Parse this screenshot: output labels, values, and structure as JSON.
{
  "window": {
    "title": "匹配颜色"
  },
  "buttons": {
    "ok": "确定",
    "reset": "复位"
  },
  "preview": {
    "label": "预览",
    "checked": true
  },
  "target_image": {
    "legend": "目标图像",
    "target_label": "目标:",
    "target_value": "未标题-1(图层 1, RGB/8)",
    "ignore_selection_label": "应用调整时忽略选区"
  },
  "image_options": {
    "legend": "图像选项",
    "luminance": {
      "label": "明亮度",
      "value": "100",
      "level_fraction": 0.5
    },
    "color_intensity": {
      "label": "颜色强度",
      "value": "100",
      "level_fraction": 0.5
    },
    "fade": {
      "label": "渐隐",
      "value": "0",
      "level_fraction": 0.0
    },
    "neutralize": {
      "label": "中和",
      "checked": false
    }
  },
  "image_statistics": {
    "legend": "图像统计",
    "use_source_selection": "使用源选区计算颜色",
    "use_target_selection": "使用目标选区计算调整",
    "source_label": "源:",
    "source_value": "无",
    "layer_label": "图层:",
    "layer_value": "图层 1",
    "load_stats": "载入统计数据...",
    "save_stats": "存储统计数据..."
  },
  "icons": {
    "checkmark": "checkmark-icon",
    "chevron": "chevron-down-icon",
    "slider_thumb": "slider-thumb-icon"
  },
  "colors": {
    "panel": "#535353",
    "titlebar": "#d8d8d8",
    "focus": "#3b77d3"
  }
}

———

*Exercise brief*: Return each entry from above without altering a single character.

*Answer for the task*:
Parse this screenshot: output labels, values, and structure as JSON.
{
  "window": {
    "title": "匹配颜色"
  },
  "buttons": {
    "ok": "确定",
    "reset": "复位"
  },
  "preview": {
    "label": "预览",
    "checked": true
  },
  "target_image": {
    "legend": "目标图像",
    "target_label": "目标:",
    "target_value": "未标题-1(图层 1, RGB/8)",
    "ignore_selection_label": "应用调整时忽略选区"
  },
  "image_options": {
    "legend": "图像选项",
    "luminance": {
      "label": "明亮度",
      "value": "100",
      "level_fraction": 0.5
    },
    "color_intensity": {
      "label": "颜色强度",
      "value": "100",
      "level_fraction": 0.5
    },
    "fade": {
      "label": "渐隐",
      "value": "0",
      "level_fraction": 0.0
    },
    "neutralize": {
      "label": "中和",
      "checked": false
    }
  },
  "image_statistics": {
    "legend": "图像统计",
    "use_source_selection": "使用源选区计算颜色",
    "use_target_selection": "使用目标选区计算调整",
    "source_label": "源:",
    "source_value": "无",
    "layer_label": "图层:",
    "layer_value": "图层 1",
    "load_stats": "载入统计数据...",
    "save_stats": "存储统计数据..."
  },
  "icons": {
    "checkmark": "checkmark-icon",
    "chevron": "chevron-down-icon",
    "slider_thumb": "slider-thumb-icon"
  },
  "colors": {
    "panel": "#535353",
    "titlebar": "#d8d8d8",
    "focus": "#3b77d3"
  }
}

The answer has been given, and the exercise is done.